▶ What you need to do: Scan the following data for lines with "target" and state how many there are, as a number only.

▶ Input material:
■ ■ ■ ■ ■
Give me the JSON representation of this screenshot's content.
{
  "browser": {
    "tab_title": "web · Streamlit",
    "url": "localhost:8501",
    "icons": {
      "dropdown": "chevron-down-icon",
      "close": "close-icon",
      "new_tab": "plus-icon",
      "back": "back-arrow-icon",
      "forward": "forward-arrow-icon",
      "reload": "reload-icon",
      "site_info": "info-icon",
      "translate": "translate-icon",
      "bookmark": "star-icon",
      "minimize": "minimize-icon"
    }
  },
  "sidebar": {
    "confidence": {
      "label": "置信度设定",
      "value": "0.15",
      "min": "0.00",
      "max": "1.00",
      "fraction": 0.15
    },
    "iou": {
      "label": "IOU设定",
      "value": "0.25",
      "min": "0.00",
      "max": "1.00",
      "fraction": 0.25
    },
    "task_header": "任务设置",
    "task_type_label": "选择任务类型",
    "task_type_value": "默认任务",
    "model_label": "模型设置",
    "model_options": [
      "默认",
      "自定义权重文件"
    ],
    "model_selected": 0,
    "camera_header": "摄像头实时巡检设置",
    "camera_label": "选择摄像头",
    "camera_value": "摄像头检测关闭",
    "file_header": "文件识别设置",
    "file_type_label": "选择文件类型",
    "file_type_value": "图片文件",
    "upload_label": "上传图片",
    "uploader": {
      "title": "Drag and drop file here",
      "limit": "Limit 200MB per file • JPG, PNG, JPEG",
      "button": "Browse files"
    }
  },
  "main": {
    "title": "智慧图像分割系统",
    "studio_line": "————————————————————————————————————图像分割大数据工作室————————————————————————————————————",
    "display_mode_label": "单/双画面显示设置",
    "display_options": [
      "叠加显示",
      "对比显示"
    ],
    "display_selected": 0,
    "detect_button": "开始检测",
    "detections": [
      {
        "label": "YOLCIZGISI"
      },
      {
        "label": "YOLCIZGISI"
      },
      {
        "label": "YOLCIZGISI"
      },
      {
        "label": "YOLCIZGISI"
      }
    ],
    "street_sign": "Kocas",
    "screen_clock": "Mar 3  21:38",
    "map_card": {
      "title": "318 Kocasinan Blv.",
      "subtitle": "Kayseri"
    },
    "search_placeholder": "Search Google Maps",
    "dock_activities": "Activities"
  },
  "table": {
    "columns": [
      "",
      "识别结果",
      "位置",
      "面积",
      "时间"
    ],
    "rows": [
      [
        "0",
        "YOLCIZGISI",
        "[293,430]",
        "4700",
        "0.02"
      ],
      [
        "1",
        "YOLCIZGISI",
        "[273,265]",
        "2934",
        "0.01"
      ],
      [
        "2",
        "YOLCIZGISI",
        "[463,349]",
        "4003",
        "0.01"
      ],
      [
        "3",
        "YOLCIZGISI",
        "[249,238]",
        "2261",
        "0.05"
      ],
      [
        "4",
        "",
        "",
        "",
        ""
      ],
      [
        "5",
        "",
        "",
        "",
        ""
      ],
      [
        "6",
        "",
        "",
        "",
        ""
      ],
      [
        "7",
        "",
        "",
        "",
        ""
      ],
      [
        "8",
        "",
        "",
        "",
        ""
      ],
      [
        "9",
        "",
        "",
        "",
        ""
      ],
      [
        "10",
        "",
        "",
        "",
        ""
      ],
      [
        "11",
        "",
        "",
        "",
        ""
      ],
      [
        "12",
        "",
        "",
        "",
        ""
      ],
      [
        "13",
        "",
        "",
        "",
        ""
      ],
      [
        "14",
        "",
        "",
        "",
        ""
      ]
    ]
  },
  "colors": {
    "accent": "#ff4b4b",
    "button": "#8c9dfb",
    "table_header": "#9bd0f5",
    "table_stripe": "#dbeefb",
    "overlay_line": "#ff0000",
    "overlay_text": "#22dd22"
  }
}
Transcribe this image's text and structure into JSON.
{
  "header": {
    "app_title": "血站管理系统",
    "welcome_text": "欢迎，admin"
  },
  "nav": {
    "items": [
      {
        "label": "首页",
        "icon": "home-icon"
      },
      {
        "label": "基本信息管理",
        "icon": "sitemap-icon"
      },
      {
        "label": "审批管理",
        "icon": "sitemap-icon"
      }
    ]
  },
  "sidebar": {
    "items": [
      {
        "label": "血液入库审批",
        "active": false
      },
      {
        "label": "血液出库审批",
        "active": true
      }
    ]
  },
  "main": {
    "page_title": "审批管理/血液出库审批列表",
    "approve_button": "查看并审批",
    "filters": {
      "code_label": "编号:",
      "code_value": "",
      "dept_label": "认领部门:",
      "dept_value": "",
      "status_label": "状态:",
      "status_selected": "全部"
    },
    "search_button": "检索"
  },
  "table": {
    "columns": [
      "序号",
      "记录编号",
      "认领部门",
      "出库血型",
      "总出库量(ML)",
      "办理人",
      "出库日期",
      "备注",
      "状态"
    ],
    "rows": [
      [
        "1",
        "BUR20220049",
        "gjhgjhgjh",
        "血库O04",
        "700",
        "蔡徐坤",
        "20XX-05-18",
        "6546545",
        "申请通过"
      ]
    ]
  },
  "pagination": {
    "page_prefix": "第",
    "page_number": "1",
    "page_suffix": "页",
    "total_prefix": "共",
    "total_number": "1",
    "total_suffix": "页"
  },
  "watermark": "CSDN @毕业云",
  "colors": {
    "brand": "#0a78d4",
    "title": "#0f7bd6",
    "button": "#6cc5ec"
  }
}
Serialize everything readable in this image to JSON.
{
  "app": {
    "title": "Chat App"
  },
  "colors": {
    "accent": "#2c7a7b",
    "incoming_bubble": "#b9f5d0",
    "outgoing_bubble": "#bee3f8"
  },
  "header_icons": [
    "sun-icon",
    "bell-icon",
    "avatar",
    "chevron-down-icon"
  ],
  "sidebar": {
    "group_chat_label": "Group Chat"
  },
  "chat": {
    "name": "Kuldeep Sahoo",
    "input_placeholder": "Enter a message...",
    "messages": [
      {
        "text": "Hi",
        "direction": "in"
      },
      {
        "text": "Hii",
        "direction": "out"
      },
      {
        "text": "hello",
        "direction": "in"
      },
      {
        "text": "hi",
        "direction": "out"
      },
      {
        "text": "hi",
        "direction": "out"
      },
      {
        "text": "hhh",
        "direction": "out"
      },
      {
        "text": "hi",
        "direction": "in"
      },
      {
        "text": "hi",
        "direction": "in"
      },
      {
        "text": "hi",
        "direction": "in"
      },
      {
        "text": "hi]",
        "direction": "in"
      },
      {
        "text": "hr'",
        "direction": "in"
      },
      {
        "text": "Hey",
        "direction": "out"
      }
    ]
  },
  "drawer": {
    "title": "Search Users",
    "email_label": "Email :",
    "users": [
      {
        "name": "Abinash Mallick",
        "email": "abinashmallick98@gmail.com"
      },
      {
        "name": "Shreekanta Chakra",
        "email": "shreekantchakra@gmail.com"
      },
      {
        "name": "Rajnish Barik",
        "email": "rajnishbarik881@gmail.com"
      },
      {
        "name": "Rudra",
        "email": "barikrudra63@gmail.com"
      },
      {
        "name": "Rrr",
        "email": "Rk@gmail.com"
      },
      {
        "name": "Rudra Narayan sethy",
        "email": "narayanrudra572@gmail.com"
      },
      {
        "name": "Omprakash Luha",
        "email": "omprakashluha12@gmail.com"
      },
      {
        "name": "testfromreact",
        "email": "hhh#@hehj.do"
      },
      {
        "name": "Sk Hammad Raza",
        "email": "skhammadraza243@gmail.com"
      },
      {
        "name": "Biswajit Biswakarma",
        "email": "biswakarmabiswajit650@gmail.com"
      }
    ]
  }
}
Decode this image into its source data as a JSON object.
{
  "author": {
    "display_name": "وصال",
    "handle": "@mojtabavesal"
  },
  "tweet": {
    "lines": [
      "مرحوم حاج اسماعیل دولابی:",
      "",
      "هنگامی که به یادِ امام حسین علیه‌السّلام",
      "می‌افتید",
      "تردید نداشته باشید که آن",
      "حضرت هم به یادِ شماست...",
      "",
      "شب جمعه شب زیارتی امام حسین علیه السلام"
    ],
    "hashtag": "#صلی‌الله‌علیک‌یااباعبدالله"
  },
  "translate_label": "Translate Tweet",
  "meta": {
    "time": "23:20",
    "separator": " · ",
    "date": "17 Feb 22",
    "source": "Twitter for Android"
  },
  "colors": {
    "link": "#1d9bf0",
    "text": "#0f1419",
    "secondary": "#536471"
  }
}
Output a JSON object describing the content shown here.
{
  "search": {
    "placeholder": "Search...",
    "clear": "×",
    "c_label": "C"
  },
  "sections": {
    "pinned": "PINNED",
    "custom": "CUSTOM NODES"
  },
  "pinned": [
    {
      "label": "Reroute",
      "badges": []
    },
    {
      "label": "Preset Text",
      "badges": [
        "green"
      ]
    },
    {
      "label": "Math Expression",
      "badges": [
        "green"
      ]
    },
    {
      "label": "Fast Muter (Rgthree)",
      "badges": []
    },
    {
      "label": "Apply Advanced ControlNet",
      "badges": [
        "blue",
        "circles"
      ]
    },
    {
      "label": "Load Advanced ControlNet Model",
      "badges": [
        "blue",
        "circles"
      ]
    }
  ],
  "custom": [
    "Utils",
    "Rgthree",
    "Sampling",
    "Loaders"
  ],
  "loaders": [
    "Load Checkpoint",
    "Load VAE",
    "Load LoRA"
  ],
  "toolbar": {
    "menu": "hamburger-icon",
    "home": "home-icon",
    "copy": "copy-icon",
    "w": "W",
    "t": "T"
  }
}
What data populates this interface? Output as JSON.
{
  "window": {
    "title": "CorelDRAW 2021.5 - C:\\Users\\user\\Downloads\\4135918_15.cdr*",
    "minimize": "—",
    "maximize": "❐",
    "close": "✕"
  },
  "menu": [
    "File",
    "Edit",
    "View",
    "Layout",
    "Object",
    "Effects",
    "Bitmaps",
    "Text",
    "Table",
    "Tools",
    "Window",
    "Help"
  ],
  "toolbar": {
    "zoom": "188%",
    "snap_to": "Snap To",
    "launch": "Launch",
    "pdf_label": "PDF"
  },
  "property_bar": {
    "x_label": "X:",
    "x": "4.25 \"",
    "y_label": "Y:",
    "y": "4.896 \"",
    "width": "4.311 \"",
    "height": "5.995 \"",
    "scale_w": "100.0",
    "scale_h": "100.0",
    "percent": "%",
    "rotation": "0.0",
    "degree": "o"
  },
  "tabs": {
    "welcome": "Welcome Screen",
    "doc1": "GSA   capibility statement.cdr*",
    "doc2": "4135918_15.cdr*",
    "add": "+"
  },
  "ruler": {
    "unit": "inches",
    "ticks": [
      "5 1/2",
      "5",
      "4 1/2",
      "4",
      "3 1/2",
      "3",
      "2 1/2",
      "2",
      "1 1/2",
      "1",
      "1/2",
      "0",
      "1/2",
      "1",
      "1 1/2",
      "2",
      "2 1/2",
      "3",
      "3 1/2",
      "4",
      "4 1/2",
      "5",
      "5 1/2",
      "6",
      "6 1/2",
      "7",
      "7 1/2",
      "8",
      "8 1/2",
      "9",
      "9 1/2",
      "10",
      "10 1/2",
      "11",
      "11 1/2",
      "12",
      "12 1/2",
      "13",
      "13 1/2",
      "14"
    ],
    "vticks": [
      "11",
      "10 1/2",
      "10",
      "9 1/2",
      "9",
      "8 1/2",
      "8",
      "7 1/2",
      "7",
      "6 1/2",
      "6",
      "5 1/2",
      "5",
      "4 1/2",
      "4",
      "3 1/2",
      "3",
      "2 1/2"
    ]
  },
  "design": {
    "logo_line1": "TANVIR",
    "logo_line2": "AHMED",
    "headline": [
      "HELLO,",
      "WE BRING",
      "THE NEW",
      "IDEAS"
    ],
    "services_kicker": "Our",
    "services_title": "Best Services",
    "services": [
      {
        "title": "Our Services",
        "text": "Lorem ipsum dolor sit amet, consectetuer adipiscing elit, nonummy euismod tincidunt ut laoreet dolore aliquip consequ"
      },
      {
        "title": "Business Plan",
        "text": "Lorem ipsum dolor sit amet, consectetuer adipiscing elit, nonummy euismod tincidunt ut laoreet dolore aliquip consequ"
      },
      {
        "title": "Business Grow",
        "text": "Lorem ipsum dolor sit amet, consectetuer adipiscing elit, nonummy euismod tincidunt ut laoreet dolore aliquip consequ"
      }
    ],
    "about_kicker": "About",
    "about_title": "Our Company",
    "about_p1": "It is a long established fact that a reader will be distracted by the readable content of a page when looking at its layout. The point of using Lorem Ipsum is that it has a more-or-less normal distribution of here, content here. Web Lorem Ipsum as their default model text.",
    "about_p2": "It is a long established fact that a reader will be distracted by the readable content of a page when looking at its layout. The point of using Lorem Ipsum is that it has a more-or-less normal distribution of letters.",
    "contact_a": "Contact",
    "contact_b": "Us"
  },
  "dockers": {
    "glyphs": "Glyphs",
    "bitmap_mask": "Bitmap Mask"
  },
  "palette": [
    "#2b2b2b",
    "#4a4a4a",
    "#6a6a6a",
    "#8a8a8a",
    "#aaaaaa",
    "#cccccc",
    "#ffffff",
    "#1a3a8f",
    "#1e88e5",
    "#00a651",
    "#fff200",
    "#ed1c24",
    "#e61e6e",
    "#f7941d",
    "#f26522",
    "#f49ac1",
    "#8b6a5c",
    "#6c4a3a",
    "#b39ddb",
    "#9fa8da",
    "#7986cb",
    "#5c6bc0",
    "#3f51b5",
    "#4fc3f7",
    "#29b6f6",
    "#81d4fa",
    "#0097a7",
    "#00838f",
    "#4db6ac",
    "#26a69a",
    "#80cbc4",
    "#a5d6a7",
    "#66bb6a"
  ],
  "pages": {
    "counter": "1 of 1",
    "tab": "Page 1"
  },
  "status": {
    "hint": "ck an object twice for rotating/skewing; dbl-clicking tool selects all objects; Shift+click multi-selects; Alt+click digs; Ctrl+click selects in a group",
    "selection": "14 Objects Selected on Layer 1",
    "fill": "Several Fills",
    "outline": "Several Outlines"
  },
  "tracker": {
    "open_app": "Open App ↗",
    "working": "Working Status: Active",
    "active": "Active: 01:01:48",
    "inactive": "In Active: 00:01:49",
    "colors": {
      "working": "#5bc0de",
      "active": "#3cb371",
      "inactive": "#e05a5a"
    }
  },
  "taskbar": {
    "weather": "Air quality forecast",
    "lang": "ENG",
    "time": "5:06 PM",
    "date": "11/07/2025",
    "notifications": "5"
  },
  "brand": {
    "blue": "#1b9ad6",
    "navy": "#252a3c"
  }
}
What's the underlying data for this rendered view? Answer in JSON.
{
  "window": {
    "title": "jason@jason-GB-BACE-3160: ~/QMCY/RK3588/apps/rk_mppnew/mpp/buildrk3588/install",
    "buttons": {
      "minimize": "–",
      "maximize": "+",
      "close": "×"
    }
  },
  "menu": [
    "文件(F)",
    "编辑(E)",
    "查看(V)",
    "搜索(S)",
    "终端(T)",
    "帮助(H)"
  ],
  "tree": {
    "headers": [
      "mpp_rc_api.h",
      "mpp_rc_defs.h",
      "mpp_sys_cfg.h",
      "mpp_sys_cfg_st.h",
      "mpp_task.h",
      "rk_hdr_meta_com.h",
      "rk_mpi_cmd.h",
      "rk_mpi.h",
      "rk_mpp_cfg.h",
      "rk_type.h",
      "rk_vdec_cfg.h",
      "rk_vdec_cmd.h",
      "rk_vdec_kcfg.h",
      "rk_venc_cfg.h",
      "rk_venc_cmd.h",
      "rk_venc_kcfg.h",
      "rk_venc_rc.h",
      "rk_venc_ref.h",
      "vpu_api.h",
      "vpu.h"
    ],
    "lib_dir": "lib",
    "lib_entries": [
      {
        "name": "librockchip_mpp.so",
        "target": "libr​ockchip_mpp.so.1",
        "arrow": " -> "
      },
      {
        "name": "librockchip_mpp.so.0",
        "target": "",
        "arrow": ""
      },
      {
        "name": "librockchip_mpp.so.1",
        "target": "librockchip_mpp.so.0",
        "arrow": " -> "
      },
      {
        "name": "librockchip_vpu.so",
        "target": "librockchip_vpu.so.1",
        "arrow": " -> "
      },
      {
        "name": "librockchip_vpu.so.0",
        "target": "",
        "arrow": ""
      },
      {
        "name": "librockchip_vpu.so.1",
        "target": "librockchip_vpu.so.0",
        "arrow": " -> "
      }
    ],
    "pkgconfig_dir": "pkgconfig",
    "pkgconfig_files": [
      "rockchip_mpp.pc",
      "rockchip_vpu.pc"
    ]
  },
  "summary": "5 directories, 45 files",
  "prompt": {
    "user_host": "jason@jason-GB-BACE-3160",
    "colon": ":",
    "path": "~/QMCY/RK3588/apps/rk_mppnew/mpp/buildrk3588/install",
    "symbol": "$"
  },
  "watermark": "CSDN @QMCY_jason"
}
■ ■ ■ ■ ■
▶ Answer for this exercise: 6